**WORK INSTRUCTIONS**
Scan the entries below for the string "nghe" and copy every line where it turns up.
= Beginning of Section =
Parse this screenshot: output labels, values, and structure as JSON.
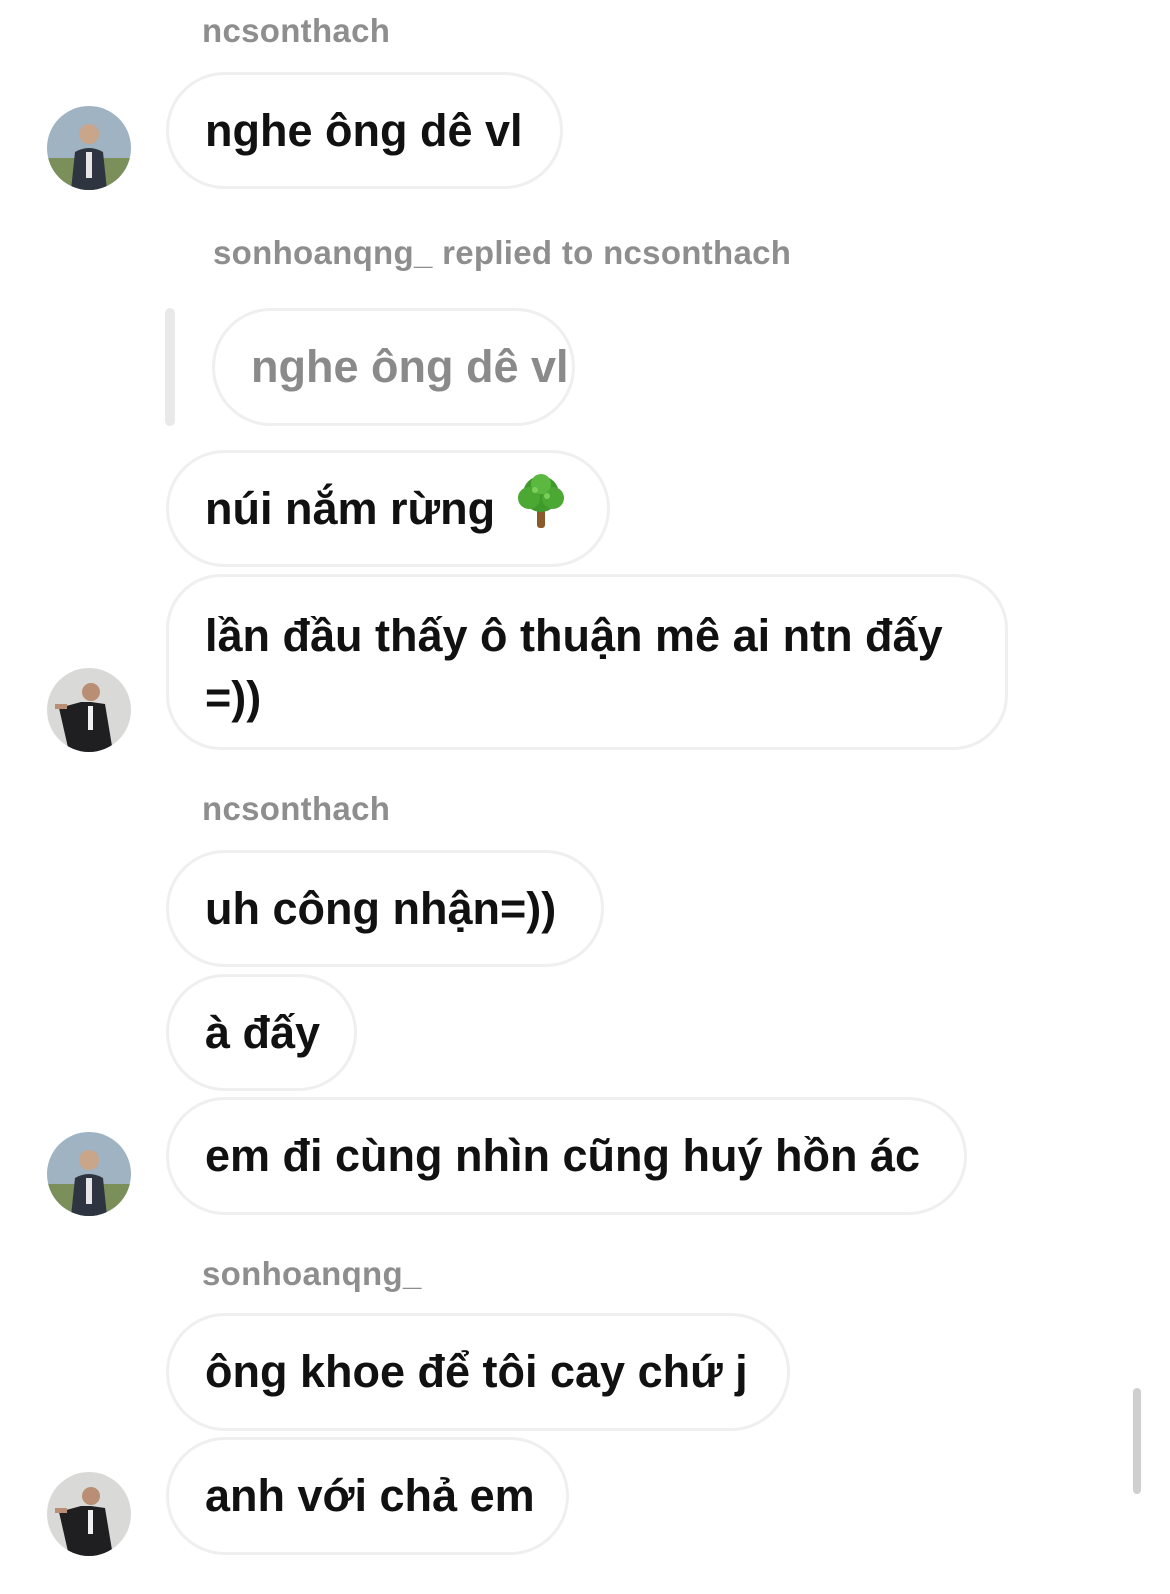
{
  "thread": {
    "senders": {
      "s1": "ncsonthach",
      "s2": "sonhoanqng_ replied to ncsonthach",
      "s3": "ncsonthach",
      "s4": "sonhoanqng_"
    },
    "messages": {
      "m1": "nghe ông dê vl",
      "quoted": "nghe ông dê vl",
      "m2": "núi nắm rừng",
      "m3": "lần đầu thấy ô thuận mê ai ntn đấy =))",
      "m4": "uh công nhận=))",
      "m5": "à đấy",
      "m6": "em đi cùng nhìn cũng huý hồn ác",
      "m7": "ông khoe để tôi cay chứ j",
      "m8": "anh với chả em"
    }
  },
  "icons": {
    "tree_emoji": "deciduous-tree-icon"
  },
  "colors": {
    "sender_text": "#8e8e8e",
    "bubble_border": "#efefef",
    "message_text": "#111111"
  }
}
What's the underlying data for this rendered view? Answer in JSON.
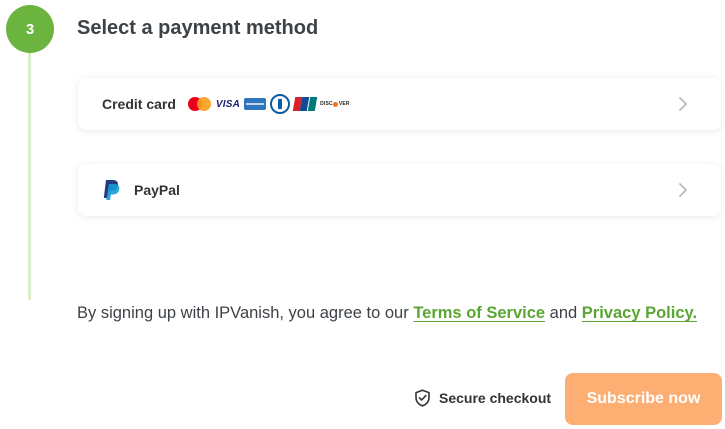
{
  "step": {
    "number": "3",
    "title": "Select a payment method",
    "accent_color": "#6bb43f"
  },
  "payment_methods": [
    {
      "label": "Credit card",
      "logos": [
        "mastercard-icon",
        "visa-icon",
        "amex-icon",
        "diners-club-icon",
        "unionpay-icon",
        "discover-icon"
      ],
      "visa_text": "VISA",
      "discover_text_a": "DISC",
      "discover_text_b": "VER"
    },
    {
      "label": "PayPal",
      "logos": [
        "paypal-icon"
      ]
    }
  ],
  "terms": {
    "prefix": "By signing up with IPVanish, you agree to our ",
    "tos_link": "Terms of Service",
    "middle": " and ",
    "privacy_link": "Privacy Policy."
  },
  "footer": {
    "secure_label": "Secure checkout",
    "subscribe_label": "Subscribe now",
    "subscribe_color": "#fdae72",
    "link_color": "#5aa632"
  }
}
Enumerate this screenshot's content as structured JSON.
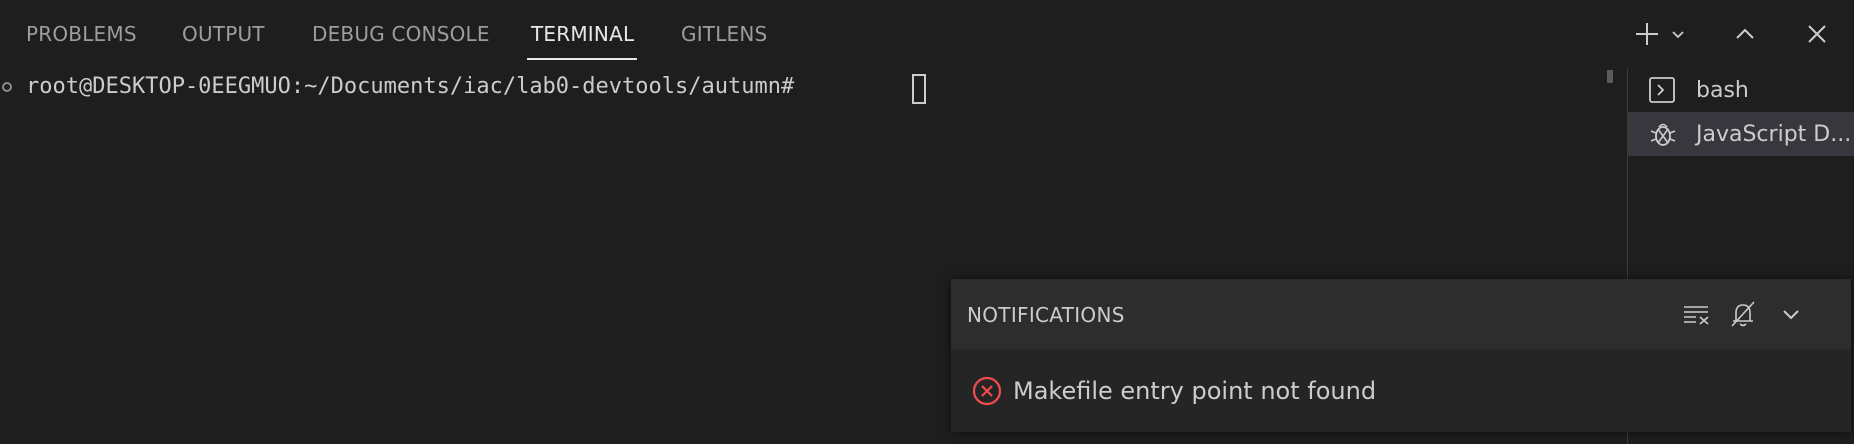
{
  "tabs": [
    {
      "label": "PROBLEMS"
    },
    {
      "label": "OUTPUT"
    },
    {
      "label": "DEBUG CONSOLE"
    },
    {
      "label": "TERMINAL",
      "active": true
    },
    {
      "label": "GITLENS"
    }
  ],
  "actions": {
    "new_terminal": "plus-icon",
    "launch_profile": "chevron-down-icon",
    "maximize": "chevron-up-icon",
    "close": "close-icon"
  },
  "terminal": {
    "prompt": "root@DESKTOP-0EEGMUO:~/Documents/iac/lab0-devtools/autumn# "
  },
  "terminal_list": [
    {
      "label": "bash",
      "icon": "terminal-icon",
      "selected": false
    },
    {
      "label": "JavaScript D...",
      "icon": "debug-icon",
      "selected": true
    }
  ],
  "notification": {
    "header": "NOTIFICATIONS",
    "message": "Makefile entry point not found",
    "severity_color": "#f14c4c"
  },
  "colors": {
    "background": "#1e1e1e",
    "selected_item": "#37373d",
    "error": "#f14c4c"
  }
}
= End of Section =
**ANSWER SPACE**
      "m1": "nghe ông dê vl",
      "quoted": "nghe ông dê vl",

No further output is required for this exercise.